▶ Problem to work on:
In the records that follow, show each line where the word "Worker" is present.

▶ Source material:
————

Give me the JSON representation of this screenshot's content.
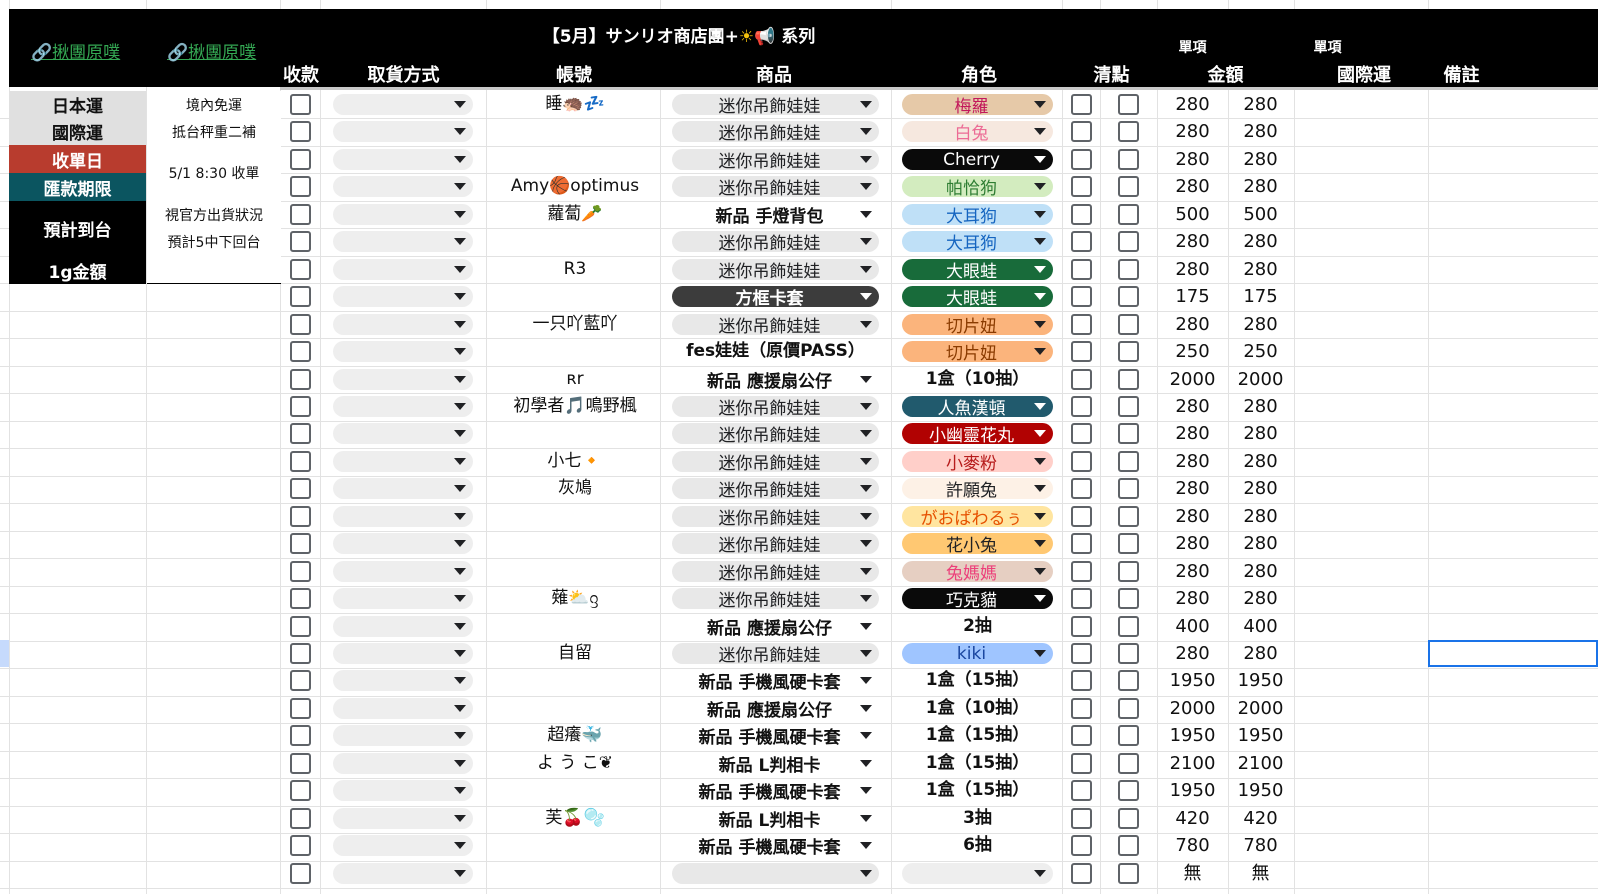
{
  "header": {
    "link1": "🔗揪團原噗",
    "link2": "🔗揪團原噗",
    "title": {
      "text1": "【5月】サンリオ商店團+",
      "sun": "☀",
      "horn": "📢",
      "text2": "系列"
    },
    "sub_single1": "單項",
    "sub_single2": "單項",
    "col_payment": "收款",
    "col_pickup": "取貨方式",
    "col_account": "帳號",
    "col_product": "商品",
    "col_role": "角色",
    "col_check": "清點",
    "col_amount": "金額",
    "col_intl": "國際運",
    "col_note": "備註"
  },
  "info": {
    "japan_ship": {
      "label": "日本運",
      "value": "境內免運"
    },
    "intl_ship": {
      "label": "國際運",
      "value": "抵台秤重二補"
    },
    "close_date": {
      "label": "收單日",
      "value": "5/1 8:30 收單"
    },
    "pay_deadline": {
      "label": "匯款期限"
    },
    "eta": {
      "label": "預計到台",
      "value1": "視官方出貨狀況",
      "value2": "預計5中下回台"
    },
    "per_gram": {
      "label": "1g金額",
      "value": ""
    }
  },
  "colors": {
    "header_bg": "#000000",
    "link": "#34a853",
    "close_date_bg": "#b83c2e",
    "deadline_bg": "#0b5560",
    "selection": "#1a73e8"
  },
  "rows": [
    {
      "account": "睡🦔💤",
      "product": "迷你吊飾娃娃",
      "pstyle": "gray",
      "role": "梅羅",
      "rbg": "#e6c9a8",
      "rfg": "#c2185b",
      "amount": "280",
      "intl": "280"
    },
    {
      "account": "",
      "product": "迷你吊飾娃娃",
      "pstyle": "gray",
      "role": "白兔",
      "rbg": "#f6e8df",
      "rfg": "#ec6b95",
      "amount": "280",
      "intl": "280"
    },
    {
      "account": "",
      "product": "迷你吊飾娃娃",
      "pstyle": "gray",
      "role": "Cherry",
      "rbg": "#0a0a0a",
      "rfg": "#ffffff",
      "amount": "280",
      "intl": "280"
    },
    {
      "account": "Amy🏀optimus",
      "product": "迷你吊飾娃娃",
      "pstyle": "gray",
      "role": "帕恰狗",
      "rbg": "#d3ecbf",
      "rfg": "#2e7d32",
      "amount": "280",
      "intl": "280"
    },
    {
      "account": "蘿蔔🥕",
      "product": "新品 手燈背包",
      "pstyle": "white",
      "role": "大耳狗",
      "rbg": "#bfe0f7",
      "rfg": "#1565c0",
      "amount": "500",
      "intl": "500"
    },
    {
      "account": "",
      "product": "迷你吊飾娃娃",
      "pstyle": "gray",
      "role": "大耳狗",
      "rbg": "#bfe0f7",
      "rfg": "#1565c0",
      "amount": "280",
      "intl": "280"
    },
    {
      "account": "R3",
      "product": "迷你吊飾娃娃",
      "pstyle": "gray",
      "role": "大眼蛙",
      "rbg": "#186b3a",
      "rfg": "#ffffff",
      "amount": "280",
      "intl": "280"
    },
    {
      "account": "",
      "product": "方框卡套",
      "pstyle": "dark",
      "role": "大眼蛙",
      "rbg": "#186b3a",
      "rfg": "#ffffff",
      "amount": "175",
      "intl": "175"
    },
    {
      "account": "一只吖藍吖",
      "product": "迷你吊飾娃娃",
      "pstyle": "gray",
      "role": "切片妞",
      "rbg": "#fbb47c",
      "rfg": "#8a3b00",
      "amount": "280",
      "intl": "280"
    },
    {
      "account": "",
      "product": "fes娃娃（原價PASS）",
      "pstyle": "text",
      "role": "切片妞",
      "rbg": "#fbb47c",
      "rfg": "#8a3b00",
      "amount": "250",
      "intl": "250"
    },
    {
      "account": "ʀr",
      "product": "新品 應援扇公仔",
      "pstyle": "white",
      "role": "1盒（10抽）",
      "rbg": "",
      "rfg": "#111111",
      "amount": "2000",
      "intl": "2000"
    },
    {
      "account": "初學者🎵鳴野楓",
      "product": "迷你吊飾娃娃",
      "pstyle": "gray",
      "role": "人魚漢頓",
      "rbg": "#215a6d",
      "rfg": "#ffffff",
      "amount": "280",
      "intl": "280"
    },
    {
      "account": "",
      "product": "迷你吊飾娃娃",
      "pstyle": "gray",
      "role": "小幽靈花丸",
      "rbg": "#b10202",
      "rfg": "#ffffff",
      "amount": "280",
      "intl": "280"
    },
    {
      "account": "小七🔸",
      "product": "迷你吊飾娃娃",
      "pstyle": "gray",
      "role": "小麥粉",
      "rbg": "#ffcfc9",
      "rfg": "#b71c1c",
      "amount": "280",
      "intl": "280"
    },
    {
      "account": "灰鳩",
      "product": "迷你吊飾娃娃",
      "pstyle": "gray",
      "role": "許願兔",
      "rbg": "#fdf1e6",
      "rfg": "#202124",
      "amount": "280",
      "intl": "280"
    },
    {
      "account": "",
      "product": "迷你吊飾娃娃",
      "pstyle": "gray",
      "role": "がおぱわるぅ",
      "rbg": "#ffe5a0",
      "rfg": "#e65100",
      "amount": "280",
      "intl": "280"
    },
    {
      "account": "",
      "product": "迷你吊飾娃娃",
      "pstyle": "gray",
      "role": "花小兔",
      "rbg": "#ffc872",
      "rfg": "#202124",
      "amount": "280",
      "intl": "280"
    },
    {
      "account": "",
      "product": "迷你吊飾娃娃",
      "pstyle": "gray",
      "role": "兔媽媽",
      "rbg": "#e6cfc2",
      "rfg": "#ec407a",
      "amount": "280",
      "intl": "280"
    },
    {
      "account": "薙⛅ᦋ",
      "product": "迷你吊飾娃娃",
      "pstyle": "gray",
      "role": "巧克貓",
      "rbg": "#0a0a0a",
      "rfg": "#ffffff",
      "amount": "280",
      "intl": "280"
    },
    {
      "account": "",
      "product": "新品 應援扇公仔",
      "pstyle": "white",
      "role": "2抽",
      "rbg": "",
      "rfg": "#111111",
      "amount": "400",
      "intl": "400"
    },
    {
      "account": "自留",
      "product": "迷你吊飾娃娃",
      "pstyle": "gray",
      "role": "kiki",
      "rbg": "#9fc5ff",
      "rfg": "#1a47a0",
      "amount": "280",
      "intl": "280"
    },
    {
      "account": "",
      "product": "新品 手機風硬卡套",
      "pstyle": "white",
      "role": "1盒（15抽）",
      "rbg": "",
      "rfg": "#111111",
      "amount": "1950",
      "intl": "1950"
    },
    {
      "account": "",
      "product": "新品 應援扇公仔",
      "pstyle": "white",
      "role": "1盒（10抽）",
      "rbg": "",
      "rfg": "#111111",
      "amount": "2000",
      "intl": "2000"
    },
    {
      "account": "超癢🐳",
      "product": "新品 手機風硬卡套",
      "pstyle": "white",
      "role": "1盒（15抽）",
      "rbg": "",
      "rfg": "#111111",
      "amount": "1950",
      "intl": "1950"
    },
    {
      "account": "よ う こ❦",
      "product": "新品 L判相卡",
      "pstyle": "white",
      "role": "1盒（15抽）",
      "rbg": "",
      "rfg": "#111111",
      "amount": "2100",
      "intl": "2100"
    },
    {
      "account": "",
      "product": "新品 手機風硬卡套",
      "pstyle": "white",
      "role": "1盒（15抽）",
      "rbg": "",
      "rfg": "#111111",
      "amount": "1950",
      "intl": "1950"
    },
    {
      "account": "芙🍒🫧",
      "product": "新品 L判相卡",
      "pstyle": "white",
      "role": "3抽",
      "rbg": "",
      "rfg": "#111111",
      "amount": "420",
      "intl": "420"
    },
    {
      "account": "",
      "product": "新品 手機風硬卡套",
      "pstyle": "white",
      "role": "6抽",
      "rbg": "",
      "rfg": "#111111",
      "amount": "780",
      "intl": "780"
    },
    {
      "account": "",
      "product": "",
      "pstyle": "gray",
      "role": "",
      "rbg": "#eeeeee",
      "rfg": "#111111",
      "amount": "無",
      "intl": "無"
    }
  ]
}
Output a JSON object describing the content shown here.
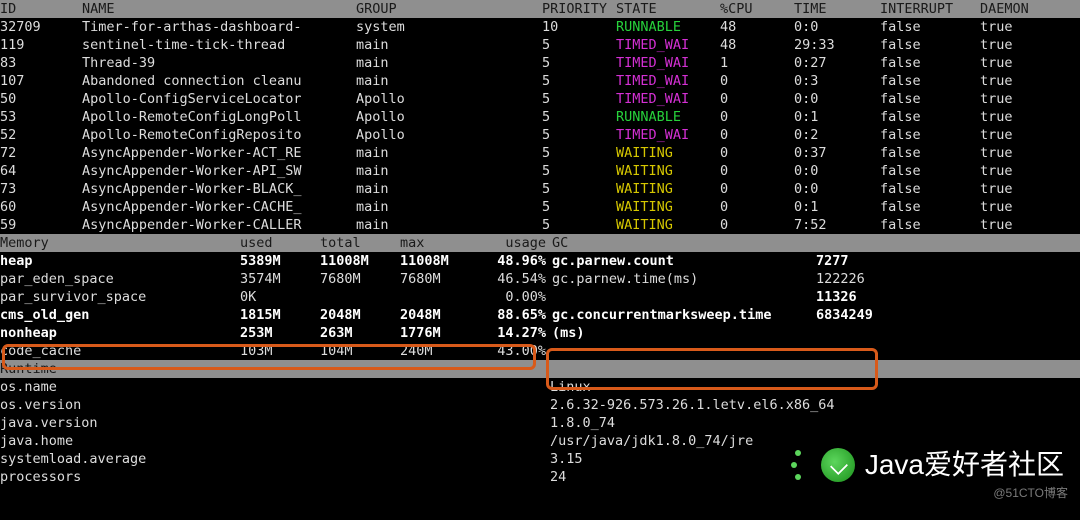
{
  "header": {
    "id": "ID",
    "name": "NAME",
    "group": "GROUP",
    "priority": "PRIORITY",
    "state": "STATE",
    "cpu": "%CPU",
    "time": "TIME",
    "interrupt": "INTERRUPT",
    "daemon": "DAEMON"
  },
  "threads": [
    {
      "id": "32709",
      "name": "Timer-for-arthas-dashboard-",
      "group": "system",
      "priority": "10",
      "state": "RUNNABLE",
      "cpu": "48",
      "time": "0:0",
      "interrupt": "false",
      "daemon": "true"
    },
    {
      "id": "119",
      "name": "sentinel-time-tick-thread",
      "group": "main",
      "priority": "5",
      "state": "TIMED_WAI",
      "cpu": "48",
      "time": "29:33",
      "interrupt": "false",
      "daemon": "true"
    },
    {
      "id": "83",
      "name": "Thread-39",
      "group": "main",
      "priority": "5",
      "state": "TIMED_WAI",
      "cpu": "1",
      "time": "0:27",
      "interrupt": "false",
      "daemon": "true"
    },
    {
      "id": "107",
      "name": "Abandoned connection cleanu",
      "group": "main",
      "priority": "5",
      "state": "TIMED_WAI",
      "cpu": "0",
      "time": "0:3",
      "interrupt": "false",
      "daemon": "true"
    },
    {
      "id": "50",
      "name": "Apollo-ConfigServiceLocator",
      "group": "Apollo",
      "priority": "5",
      "state": "TIMED_WAI",
      "cpu": "0",
      "time": "0:0",
      "interrupt": "false",
      "daemon": "true"
    },
    {
      "id": "53",
      "name": "Apollo-RemoteConfigLongPoll",
      "group": "Apollo",
      "priority": "5",
      "state": "RUNNABLE",
      "cpu": "0",
      "time": "0:1",
      "interrupt": "false",
      "daemon": "true"
    },
    {
      "id": "52",
      "name": "Apollo-RemoteConfigReposito",
      "group": "Apollo",
      "priority": "5",
      "state": "TIMED_WAI",
      "cpu": "0",
      "time": "0:2",
      "interrupt": "false",
      "daemon": "true"
    },
    {
      "id": "72",
      "name": "AsyncAppender-Worker-ACT_RE",
      "group": "main",
      "priority": "5",
      "state": "WAITING",
      "cpu": "0",
      "time": "0:37",
      "interrupt": "false",
      "daemon": "true"
    },
    {
      "id": "64",
      "name": "AsyncAppender-Worker-API_SW",
      "group": "main",
      "priority": "5",
      "state": "WAITING",
      "cpu": "0",
      "time": "0:0",
      "interrupt": "false",
      "daemon": "true"
    },
    {
      "id": "73",
      "name": "AsyncAppender-Worker-BLACK_",
      "group": "main",
      "priority": "5",
      "state": "WAITING",
      "cpu": "0",
      "time": "0:0",
      "interrupt": "false",
      "daemon": "true"
    },
    {
      "id": "60",
      "name": "AsyncAppender-Worker-CACHE_",
      "group": "main",
      "priority": "5",
      "state": "WAITING",
      "cpu": "0",
      "time": "0:1",
      "interrupt": "false",
      "daemon": "true"
    },
    {
      "id": "59",
      "name": "AsyncAppender-Worker-CALLER",
      "group": "main",
      "priority": "5",
      "state": "WAITING",
      "cpu": "0",
      "time": "7:52",
      "interrupt": "false",
      "daemon": "true"
    }
  ],
  "mem_header": {
    "label": "Memory",
    "used": "used",
    "total": "total",
    "max": "max",
    "usage": "usage",
    "gc": "GC"
  },
  "memory": [
    {
      "label": "heap",
      "bold": true,
      "used": "5389M",
      "total": "11008M",
      "max": "11008M",
      "usage": "48.96%"
    },
    {
      "label": "par_eden_space",
      "bold": false,
      "used": "3574M",
      "total": "7680M",
      "max": "7680M",
      "usage": "46.54%"
    },
    {
      "label": "par_survivor_space",
      "bold": false,
      "used": "0K",
      "total": "",
      "max": "",
      "usage": "0.00%"
    },
    {
      "label": "cms_old_gen",
      "bold": true,
      "used": "1815M",
      "total": "2048M",
      "max": "2048M",
      "usage": "88.65%"
    },
    {
      "label": "nonheap",
      "bold": true,
      "used": "253M",
      "total": "263M",
      "max": "1776M",
      "usage": "14.27%"
    },
    {
      "label": "code_cache",
      "bold": false,
      "used": "103M",
      "total": "104M",
      "max": "240M",
      "usage": "43.00%"
    }
  ],
  "gc": [
    {
      "label": "gc.parnew.count",
      "bold": true,
      "val": "7277"
    },
    {
      "label": "gc.parnew.time(ms)",
      "bold": false,
      "val": "122226"
    },
    {
      "label": "",
      "bold": false,
      "val": "11326",
      "valbold": true
    },
    {
      "label": "gc.concurrentmarksweep.time",
      "bold": true,
      "val": "6834249"
    },
    {
      "label": "(ms)",
      "bold": true,
      "val": ""
    }
  ],
  "rt_header": "Runtime",
  "runtime": [
    {
      "label": "os.name",
      "val": "Linux"
    },
    {
      "label": "os.version",
      "val": "2.6.32-926.573.26.1.letv.el6.x86_64"
    },
    {
      "label": "java.version",
      "val": "1.8.0_74"
    },
    {
      "label": "java.home",
      "val": "/usr/java/jdk1.8.0_74/jre"
    },
    {
      "label": "systemload.average",
      "val": "3.15"
    },
    {
      "label": "processors",
      "val": "24"
    }
  ],
  "watermark": "Java爱好者社区",
  "blog_tag": "@51CTO博客"
}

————

▶ Expected answer:
      "name": "AsyncAppender-Worker-ACT_RE",
      "name": "AsyncAppender-Worker-API_SW",
      "name": "AsyncAppender-Worker-BLACK_",
      "name": "AsyncAppender-Worker-CACHE_",
      "name": "AsyncAppender-Worker-CALLER",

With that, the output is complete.